How to ‘celebrate’ the 100th anniversary of Elizabeth Warren

It’s the 100 years since Elizabeth Warrington was killed at the hands of the Nazis during the Second World War.

But how to mark the occasion?

Here are some tips to celebrate the centenary with friends and family.


The event is not only about her, but about our children, too.

The centenary is a moment to reflect on the history of the world and to celebrate what makes us who we are.

The events and celebrations in museums and other places around the world are not only a way of remembering the past, but also to look back on the future.

The fact that they are taking place around the globe, says Elizabeth Warrene, a historian, is a great reminder of how we have come together as a people to commemorate the achievements of the past.


The day itself is not just about the centenaries, but the stories and themes.

This year marks the 100 year anniversary of the Battle of the Somme, a decisive battle fought on October 15, 1916, at the end of the First World War, between British and French forces in the north.

It was the beginning of the end for the British army, which was driven back to France.

In the UK, it is the centennial of the death of Queen Victoria.


The commemorations are not just for the centenarians, but for all who have served in uniform.

As we commemorate our wars and the sacrifices made, so must we remember those who have not.

In many ways, the centennials have become an occasion for us to reflect back on how we all made our mark on the world, says Mark D. Boulton, director of the National Museum of the Royal Air Force.


There are many ways to celebrate.

There is the usual, but it’s always worth remembering that all these events are connected, says Victoria O’Toole, director for the Royal British Legion, which is a non-profit organisation.

There’s also the chance to join in the celebrations, or to go on a cultural outing or an arts festival.


The theme is not simply about a single person.

As in the case of the 100 centenials, the theme is a reflection of our collective history, says Warren.

We are a country that has always had a strong sense of our history, and we celebrate it.

As a country we are united, and there is an opportunity to reflect.

For many, it’s also a time to remember those we have lost.


The Centenary of the Bombing of the British Museum is a particularly important day in British history, she says.

The bombs that dropped on the Royal Library and other public places during World War Two, which killed many of the nation’s best minds, helped bring down Hitler and other fascist regimes.

Today, the Royal Collection of British Art, which has been a museum since 1939, celebrates its centenary.

It’s a tribute to the people who kept the British Library alive, says Helen Boulston, who has worked at the British Libraries since 1982.


It is a celebration of our country and the world.

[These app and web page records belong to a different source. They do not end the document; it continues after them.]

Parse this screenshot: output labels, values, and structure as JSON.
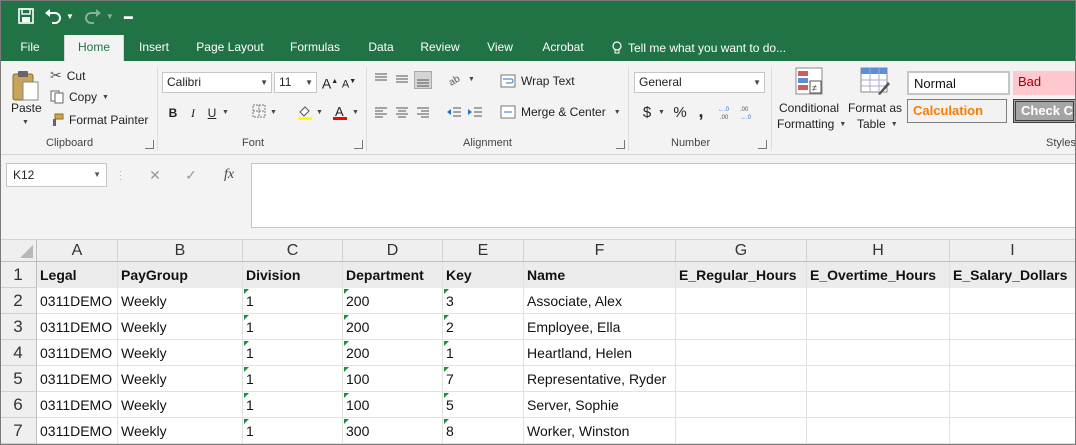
{
  "qat": {
    "save_icon": "save-icon",
    "undo_icon": "undo-icon",
    "redo_icon": "redo-icon",
    "customize_icon": "customize-qat-icon"
  },
  "tabs": [
    {
      "label": "File"
    },
    {
      "label": "Home"
    },
    {
      "label": "Insert"
    },
    {
      "label": "Page Layout"
    },
    {
      "label": "Formulas"
    },
    {
      "label": "Data"
    },
    {
      "label": "Review"
    },
    {
      "label": "View"
    },
    {
      "label": "Acrobat"
    }
  ],
  "tell_me": "Tell me what you want to do...",
  "clipboard": {
    "paste": "Paste",
    "cut": "Cut",
    "copy": "Copy",
    "format_painter": "Format Painter",
    "group": "Clipboard"
  },
  "font": {
    "name": "Calibri",
    "size": "11",
    "group": "Font",
    "bold": "B",
    "italic": "I",
    "underline": "U",
    "grow": "A",
    "shrink": "A"
  },
  "alignment": {
    "wrap_text": "Wrap Text",
    "merge_center": "Merge & Center",
    "group": "Alignment"
  },
  "number": {
    "format": "General",
    "currency": "$",
    "percent": "%",
    "comma": ",",
    "group": "Number"
  },
  "styles": {
    "conditional_formatting_1": "Conditional",
    "conditional_formatting_2": "Formatting",
    "format_as_table_1": "Format as",
    "format_as_table_2": "Table",
    "normal": "Normal",
    "bad": "Bad",
    "calculation": "Calculation",
    "check_cell": "Check Ce",
    "group": "Styles"
  },
  "formula_bar": {
    "name_box": "K12",
    "cancel": "✕",
    "enter": "✓",
    "fx": "fx",
    "content": ""
  },
  "columns": [
    "A",
    "B",
    "C",
    "D",
    "E",
    "F",
    "G",
    "H",
    "I"
  ],
  "rows": [
    "1",
    "2",
    "3",
    "4",
    "5",
    "6",
    "7"
  ],
  "headers": [
    "Legal",
    "PayGroup",
    "Division",
    "Department",
    "Key",
    "Name",
    "E_Regular_Hours",
    "E_Overtime_Hours",
    "E_Salary_Dollars"
  ],
  "data": [
    [
      "0311DEMO",
      "Weekly",
      "1",
      "200",
      "3",
      "Associate, Alex"
    ],
    [
      "0311DEMO",
      "Weekly",
      "1",
      "200",
      "2",
      "Employee, Ella"
    ],
    [
      "0311DEMO",
      "Weekly",
      "1",
      "200",
      "1",
      "Heartland, Helen"
    ],
    [
      "0311DEMO",
      "Weekly",
      "1",
      "100",
      "7",
      "Representative, Ryder"
    ],
    [
      "0311DEMO",
      "Weekly",
      "1",
      "100",
      "5",
      "Server, Sophie"
    ],
    [
      "0311DEMO",
      "Weekly",
      "1",
      "300",
      "8",
      "Worker, Winston"
    ]
  ],
  "colors": {
    "excel_green": "#217346",
    "bad_bg": "#ffc7ce",
    "bad_text": "#9c0006",
    "calculation_text": "#fa7d00",
    "check_cell_bg": "#a5a5a5"
  }
}
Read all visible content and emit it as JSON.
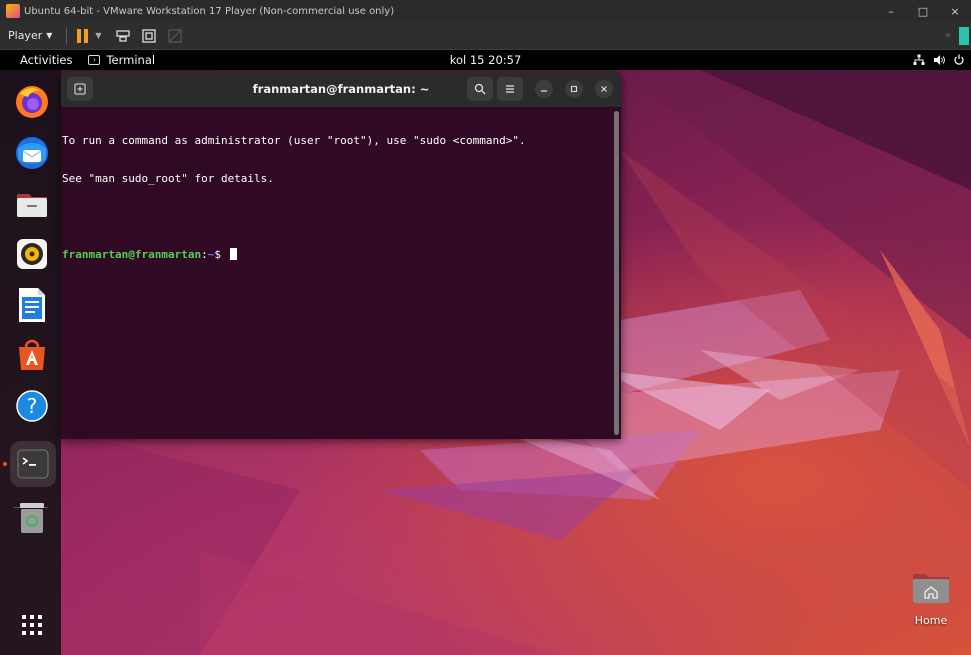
{
  "vmware": {
    "title": "Ubuntu 64-bit - VMware Workstation 17 Player (Non-commercial use only)",
    "player_menu": "Player",
    "minimize_glyph": "–",
    "maximize_glyph": "□",
    "close_glyph": "×"
  },
  "gnome": {
    "activities": "Activities",
    "app_name": "Terminal",
    "clock": "kol 15  20:57",
    "tray": [
      "network-icon",
      "volume-icon",
      "power-icon"
    ]
  },
  "dock": {
    "items": [
      {
        "name": "firefox",
        "icon": "firefox-icon"
      },
      {
        "name": "thunderbird",
        "icon": "thunderbird-icon"
      },
      {
        "name": "files",
        "icon": "files-icon"
      },
      {
        "name": "rhythmbox",
        "icon": "rhythmbox-icon"
      },
      {
        "name": "libreoffice-writer",
        "icon": "writer-icon"
      },
      {
        "name": "app-center",
        "icon": "app-center-icon"
      },
      {
        "name": "help",
        "icon": "help-icon"
      },
      {
        "name": "terminal",
        "icon": "terminal-icon",
        "running": true
      },
      {
        "name": "trash",
        "icon": "trash-icon"
      },
      {
        "name": "show-apps",
        "icon": "app-grid-icon"
      }
    ]
  },
  "terminal": {
    "title": "franmartan@franmartan: ~",
    "lines": [
      "To run a command as administrator (user \"root\"), use \"sudo <command>\".",
      "See \"man sudo_root\" for details."
    ],
    "prompt_user": "franmartan@franmartan",
    "prompt_sep": ":",
    "prompt_path": "~",
    "prompt_symbol": "$",
    "colors": {
      "background": "#300a24",
      "prompt_user": "#4fd14f",
      "prompt_path": "#5b7fe0"
    }
  },
  "desktop": {
    "home_label": "Home"
  }
}
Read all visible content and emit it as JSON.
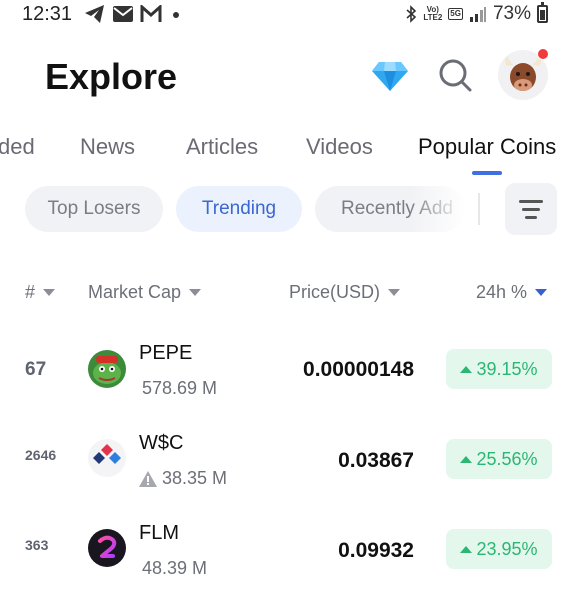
{
  "status_bar": {
    "time": "12:31",
    "network_top": "Vo)",
    "network_bottom": "LTE2",
    "network_gen": "5G",
    "battery": "73%"
  },
  "header": {
    "title": "Explore"
  },
  "tabs": [
    {
      "label": "ded"
    },
    {
      "label": "News"
    },
    {
      "label": "Articles"
    },
    {
      "label": "Videos"
    },
    {
      "label": "Popular Coins",
      "active": true
    }
  ],
  "filters": [
    {
      "label": "Top Losers"
    },
    {
      "label": "Trending",
      "active": true
    },
    {
      "label": "Recently Add"
    }
  ],
  "columns": {
    "rank": "#",
    "market_cap": "Market Cap",
    "price": "Price(USD)",
    "change": "24h %"
  },
  "rows": [
    {
      "rank": "67",
      "name": "PEPE",
      "market_cap": "578.69 M",
      "price": "0.00000148",
      "change": "39.15%",
      "warning": false
    },
    {
      "rank": "2646",
      "name": "W$C",
      "market_cap": "38.35 M",
      "price": "0.03867",
      "change": "25.56%",
      "warning": true
    },
    {
      "rank": "363",
      "name": "FLM",
      "market_cap": "48.39 M",
      "price": "0.09932",
      "change": "23.95%",
      "warning": false
    }
  ],
  "colors": {
    "accent": "#3a68cf",
    "positive": "#2bb673",
    "positive_bg": "#e3f7ec"
  },
  "icons": [
    "telegram-icon",
    "mail-icon",
    "gmail-icon",
    "bluetooth-icon",
    "signal-icon",
    "battery-icon",
    "diamond-icon",
    "search-icon",
    "avatar-icon",
    "filter-icon",
    "sort-caret-icon",
    "warning-icon"
  ]
}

The World War II Centenary Ceremony in London, the world’s largest in terms of numbers of people, is also a good time to reflect, says Boulron.

This is not a commemoration of the war but of the progress we have made in a democratic and peaceful way over the last century.


There will be more people in the streets.

The number of people participating in the ceremonies has grown in recent years.

But in recent decades, participation has been more varied, says D.D. Wright, professor of history at the University of Reading.

There has been much more engagement over the past decade, he says.


There should be more cultural activity.

In recent years, the public have been more interested in the arts than in celebrating the centennes anniversary, says Wright.

There were a lot of people at the World War I Centenary in 1914, and a lot more interest was had in the centrenums centenary and centennial in 2021, he explains.

It could be a good thing to reflect in these times of heightened awareness, he adds.


It will be a great year for our children.

There have been a lot the centenes children have learnt about the world in recent weeks.

There could be more stories of British families on the march to the city, he argues.